This new witch-hunt surpasses any earlier quashing of dissent below Putin, who mentioned in mid-March that “scum” and “nationwide traitors” ought to be “purged”.
“For twenty years, the argument has been that oppression and human rights violations are a obligatory evil to make sure financial progress and stability, [but] ultimately, Putin’s regime has neither,” mentioned Ivar Dale, a senior coverage adviser with the Norwegian Helsinki Committee, a rights monitor.
“The rising brutality in Russian society has pressured the nation’s brightest to go away in seek for a greater future for his or her households,” he informed Al Jazeera.
Newly resident in Yerevan, Grinstein’s skilled and private historical past is a mirrored image of the evolution of oppression in Russia.
The 51-year-old Muscovite penned scripts for award-winning motion pictures and tv reveals, nevertheless it was her lesser-known writings that drew the ire of Russian authorities. Since 2011, she has been writing for Teatr.doc, Russia’s most political, persecuted, and outspoken theatre.
Grinstein based mostly her performs on interviews and paperwork that described the lives of LGBTQ Russians, Muslim labour migrants, and the Soviet military’s atrocities.
For years, the Teatr.doc troupe confronted threats, arrests and interrogations, however their shoestring-budget performances received accolades and awards.
When the struggle in Ukraine started in February, Grinstein tried to rally filmmakers she knew in opposition to the battle. Her appeals have been in useless, as a result of too lots of their movie initiatives relied on authorities funding.
Grinstein’s family historical past epitomises the brand new divisions in Russian society – and the not-so-distant Soviet previous.

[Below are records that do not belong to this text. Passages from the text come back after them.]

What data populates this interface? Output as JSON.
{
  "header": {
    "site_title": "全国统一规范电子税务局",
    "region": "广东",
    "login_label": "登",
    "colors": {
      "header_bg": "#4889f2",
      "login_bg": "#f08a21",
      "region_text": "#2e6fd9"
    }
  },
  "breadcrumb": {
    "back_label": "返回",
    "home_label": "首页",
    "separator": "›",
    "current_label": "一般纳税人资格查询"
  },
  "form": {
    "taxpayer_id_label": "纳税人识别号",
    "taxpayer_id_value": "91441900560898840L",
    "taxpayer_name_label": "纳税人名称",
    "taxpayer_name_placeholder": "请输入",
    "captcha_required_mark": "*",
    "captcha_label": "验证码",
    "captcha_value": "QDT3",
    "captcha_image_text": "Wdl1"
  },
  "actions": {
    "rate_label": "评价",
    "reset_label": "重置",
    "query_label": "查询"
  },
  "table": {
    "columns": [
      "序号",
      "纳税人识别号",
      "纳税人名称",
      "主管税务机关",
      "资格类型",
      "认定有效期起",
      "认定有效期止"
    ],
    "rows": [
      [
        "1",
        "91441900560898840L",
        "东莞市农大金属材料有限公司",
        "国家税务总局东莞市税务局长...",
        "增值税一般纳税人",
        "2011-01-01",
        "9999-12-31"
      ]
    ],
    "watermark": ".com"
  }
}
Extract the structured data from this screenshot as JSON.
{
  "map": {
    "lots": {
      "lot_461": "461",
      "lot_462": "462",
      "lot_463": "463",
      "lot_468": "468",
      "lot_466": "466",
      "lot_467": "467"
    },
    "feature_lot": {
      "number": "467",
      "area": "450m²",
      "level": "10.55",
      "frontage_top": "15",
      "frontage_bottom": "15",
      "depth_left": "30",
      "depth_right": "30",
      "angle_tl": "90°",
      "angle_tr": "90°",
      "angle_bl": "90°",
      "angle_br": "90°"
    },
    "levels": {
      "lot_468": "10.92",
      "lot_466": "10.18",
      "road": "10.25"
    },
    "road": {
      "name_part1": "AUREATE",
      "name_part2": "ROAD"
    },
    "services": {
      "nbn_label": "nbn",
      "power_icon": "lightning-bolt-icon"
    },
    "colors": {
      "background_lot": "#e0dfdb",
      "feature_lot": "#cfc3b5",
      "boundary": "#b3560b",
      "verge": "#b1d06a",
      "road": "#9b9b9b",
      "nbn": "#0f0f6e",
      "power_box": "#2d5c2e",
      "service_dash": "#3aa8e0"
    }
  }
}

Her husband, Viktor, barely talks to his pro-Putin mother and father who stay within the separatist-controlled southeastern Ukrainian area of Luhansk.
Her daughter, Tonya, noticed how the Kremlin’s struggle propaganda affected her friends, who principally cheered the invasion.
“She was scared greater than we have been,” Grinstein informed Al Jazeera.
For Grinstein, their latest arrival in Armenia echoes one other struggle that uprooted her household a era in the past.
She was born in 1971 in Baku, the capital of then-Soviet Azerbaijan, into an Armenian-Jewish household the place she remembers carrying a cultured costume to her highschool commencement in 1988 – and strolling residence previous troopers in armoured autos.
The troops have been deployed by Moscow throughout the Azeri-Armenian tensions over Nagorno-Karabakh that might spark a struggle 4 years later.
Anti-Armenian pogroms in Azerbaijan quickly pressured the Grinsteins to go away for Armenia, from the place she later moved to Moscow to review in a prestigious movie college.
She realises now that regardless of her anti-war stance, her household will nonetheless be blamed for permitting Russia’s struggle towards Ukraine to occur.
“My forefathers have been persecuted for being Jewish, then – for being Armenian, and we can be persecuted for being Russian,” she mentioned.
What soothes her is engaged on plans to maneuver to Germany, “the immense hospitality” of Armenians – and the view in Yerevan she has of Armenia’s most sacred mountain.
“I see Mount Ararat from my window, and that’s inspiring,” she mentioned.